U.S. Department of Agriculture
Washington, D.C. 20250
Legal Review of Contractual Actions
DATE: April 4, 2012
Office of Procurement and Property
The purpose of this directive is to establish procedures for determining when to request legal review of contractual actions.
2. SPECIAL INSTRUCTIONS/CANCELLATION
This regulation cancels Departmental Regulation (DR) 5000-4, dated September 10, 1997. The purpose of this cancellation and reissuance is to restate more clearly the existing policy. It does not make any other changes.
The complexity of issues that arise during the acquisition process do not relate necessarily to the estimated value of the acquisition. In fact, issues that warrant legal review may arise in acquisitions that do not involve negotiations, and at any dollar threshold.
Contracting officers are in the best position to determine whether legal advice should be sought during the acquisition process. Therefore, contracting officers will decide if contractual actions, regardless of dollar value or complexity, require legal review.
Contracting officers are encouraged, on a case-by-case basis, to request legal advice at any phase of the acquisition process. Both the Federal Acquisition Regulation and the Department of Agriculture acquisition guidance contain requirements for legal review and advice.
a. Contractual actions that may need legal review include solicitations, contract awards, license agreements, or any other contractual document or issue as deemed necessary by the contracting officer.
b. As appropriate, contracting officers should include a brief statement in the contract file describing the reason for their decision not to obtain legal review.
c. Contracting officers must submit sufficient information to the Office of the General Counsel (OGC) to facilitate legal review.
d. OGC shall review the package and determine if it is legally sufficient. If OGC is unable to provide a determination within 10 working days from receipt of request, the contracting officer should annotate the file and continue the procurement process.
e. Recommendations received from OGC are advisory. Final disposition rests with the contracting officer. Contracting officers should document the file if there are major differences between OGC’s recommendations and their final decisions or actions.

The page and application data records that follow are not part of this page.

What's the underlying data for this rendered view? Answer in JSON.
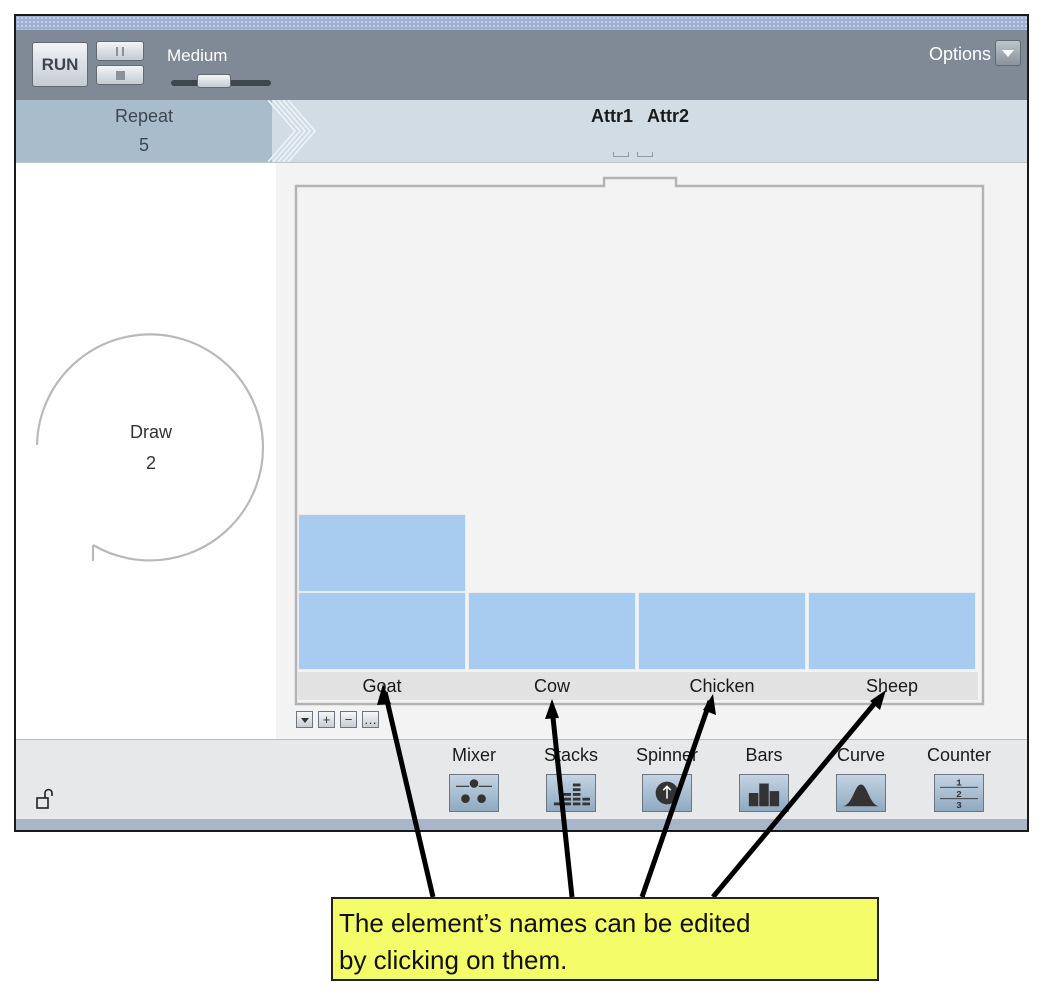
{
  "toolbar": {
    "run_label": "RUN",
    "speed_label": "Medium",
    "speed_level": 0.35,
    "options_label": "Options"
  },
  "attributes": {
    "repeat_label": "Repeat",
    "repeat_value": "5",
    "attr1": "Attr1",
    "attr2": "Attr2"
  },
  "device": {
    "draw_label": "Draw",
    "draw_value": "2",
    "elements": [
      "Goat",
      "Cow",
      "Chicken",
      "Sheep"
    ],
    "element_fill": "#a8cbf0",
    "element_counts": [
      2,
      1,
      1,
      1
    ]
  },
  "devices": {
    "items": [
      {
        "label": "Mixer",
        "icon": "mixer-icon"
      },
      {
        "label": "Stacks",
        "icon": "stacks-icon"
      },
      {
        "label": "Spinner",
        "icon": "spinner-icon"
      },
      {
        "label": "Bars",
        "icon": "bars-icon"
      },
      {
        "label": "Curve",
        "icon": "curve-icon"
      },
      {
        "label": "Counter",
        "icon": "counter-icon"
      }
    ]
  },
  "callout": {
    "line1": "The element’s names can be edited",
    "line2": "by clicking on them."
  },
  "colors": {
    "toolbar_bg": "#7f8a96",
    "callout_bg": "#f4fc6a",
    "element_fill": "#a8cbf0"
  }
}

Direct all inquiries regarding this DR through agency channels to the Office of Procurement and Property Management (OPPM), Procurement Policy Division (PPD) by email to email@example.com.